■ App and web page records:

○ ○ ○

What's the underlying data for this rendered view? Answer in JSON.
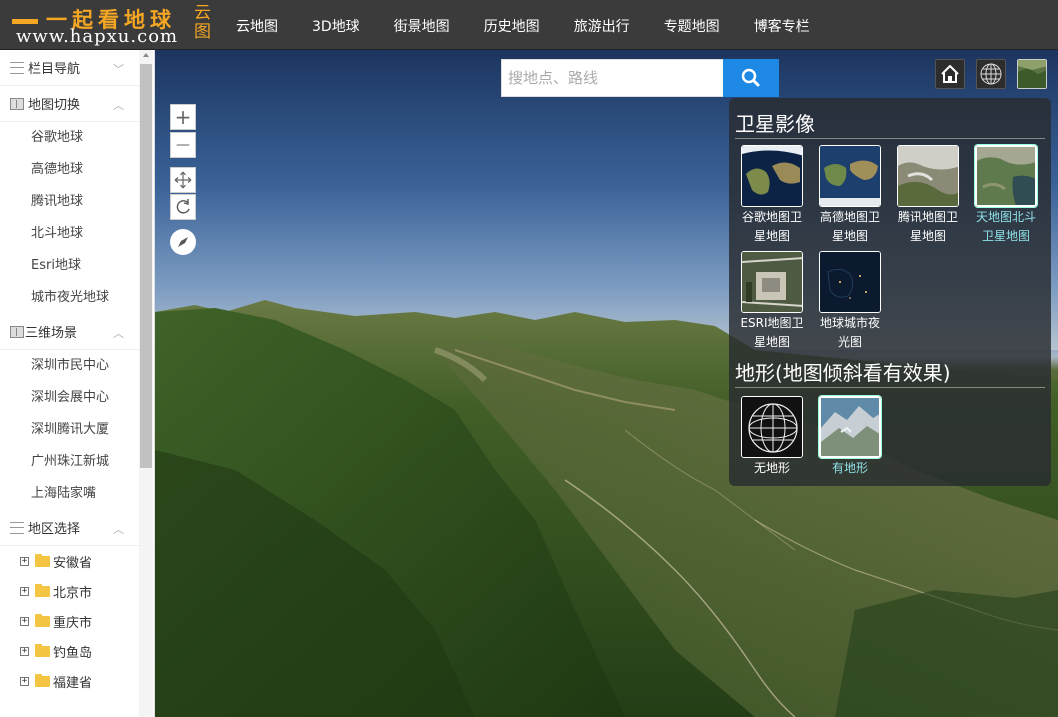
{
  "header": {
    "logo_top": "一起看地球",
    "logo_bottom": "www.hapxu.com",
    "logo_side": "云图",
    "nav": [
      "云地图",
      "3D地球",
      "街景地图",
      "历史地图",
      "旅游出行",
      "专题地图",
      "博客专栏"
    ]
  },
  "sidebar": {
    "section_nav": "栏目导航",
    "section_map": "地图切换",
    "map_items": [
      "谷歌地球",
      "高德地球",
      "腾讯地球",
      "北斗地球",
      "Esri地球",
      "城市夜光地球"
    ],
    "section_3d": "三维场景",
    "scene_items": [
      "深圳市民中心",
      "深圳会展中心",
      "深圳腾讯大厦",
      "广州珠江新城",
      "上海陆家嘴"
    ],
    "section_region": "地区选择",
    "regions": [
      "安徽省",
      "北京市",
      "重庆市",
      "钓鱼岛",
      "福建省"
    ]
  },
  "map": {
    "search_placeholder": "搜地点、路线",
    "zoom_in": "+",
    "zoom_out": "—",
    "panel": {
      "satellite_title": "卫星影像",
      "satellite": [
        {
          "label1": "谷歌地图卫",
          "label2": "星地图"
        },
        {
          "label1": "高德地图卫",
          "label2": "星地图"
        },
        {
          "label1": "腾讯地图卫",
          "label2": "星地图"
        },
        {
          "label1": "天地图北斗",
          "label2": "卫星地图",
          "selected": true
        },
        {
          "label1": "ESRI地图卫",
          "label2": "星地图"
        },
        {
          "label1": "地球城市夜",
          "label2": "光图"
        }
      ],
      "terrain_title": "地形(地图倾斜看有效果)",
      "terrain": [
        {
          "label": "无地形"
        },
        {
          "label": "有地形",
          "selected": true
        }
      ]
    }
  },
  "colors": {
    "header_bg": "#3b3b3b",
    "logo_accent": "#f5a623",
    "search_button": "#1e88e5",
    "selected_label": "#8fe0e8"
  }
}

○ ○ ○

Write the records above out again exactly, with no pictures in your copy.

What's the underlying data for this rendered view? Answer in JSON.
{
  "header": {
    "logo_top": "一起看地球",
    "logo_bottom": "www.hapxu.com",
    "logo_side": "云图",
    "nav": [
      "云地图",
      "3D地球",
      "街景地图",
      "历史地图",
      "旅游出行",
      "专题地图",
      "博客专栏"
    ]
  },
  "sidebar": {
    "section_nav": "栏目导航",
    "section_map": "地图切换",
    "map_items": [
      "谷歌地球",
      "高德地球",
      "腾讯地球",
      "北斗地球",
      "Esri地球",
      "城市夜光地球"
    ],
    "section_3d": "三维场景",
    "scene_items": [
      "深圳市民中心",
      "深圳会展中心",
      "深圳腾讯大厦",
      "广州珠江新城",
      "上海陆家嘴"
    ],
    "section_region": "地区选择",
    "regions": [
      "安徽省",
      "北京市",
      "重庆市",
      "钓鱼岛",
      "福建省"
    ]
  },
  "map": {
    "search_placeholder": "搜地点、路线",
    "zoom_in": "+",
    "zoom_out": "—",
    "panel": {
      "satellite_title": "卫星影像",
      "satellite": [
        {
          "label1": "谷歌地图卫",
          "label2": "星地图"
        },
        {
          "label1": "高德地图卫",
          "label2": "星地图"
        },
        {
          "label1": "腾讯地图卫",
          "label2": "星地图"
        },
        {
          "label1": "天地图北斗",
          "label2": "卫星地图",
          "selected": true
        },
        {
          "label1": "ESRI地图卫",
          "label2": "星地图"
        },
        {
          "label1": "地球城市夜",
          "label2": "光图"
        }
      ],
      "terrain_title": "地形(地图倾斜看有效果)",
      "terrain": [
        {
          "label": "无地形"
        },
        {
          "label": "有地形",
          "selected": true
        }
      ]
    }
  },
  "colors": {
    "header_bg": "#3b3b3b",
    "logo_accent": "#f5a623",
    "search_button": "#1e88e5",
    "selected_label": "#8fe0e8"
  }
}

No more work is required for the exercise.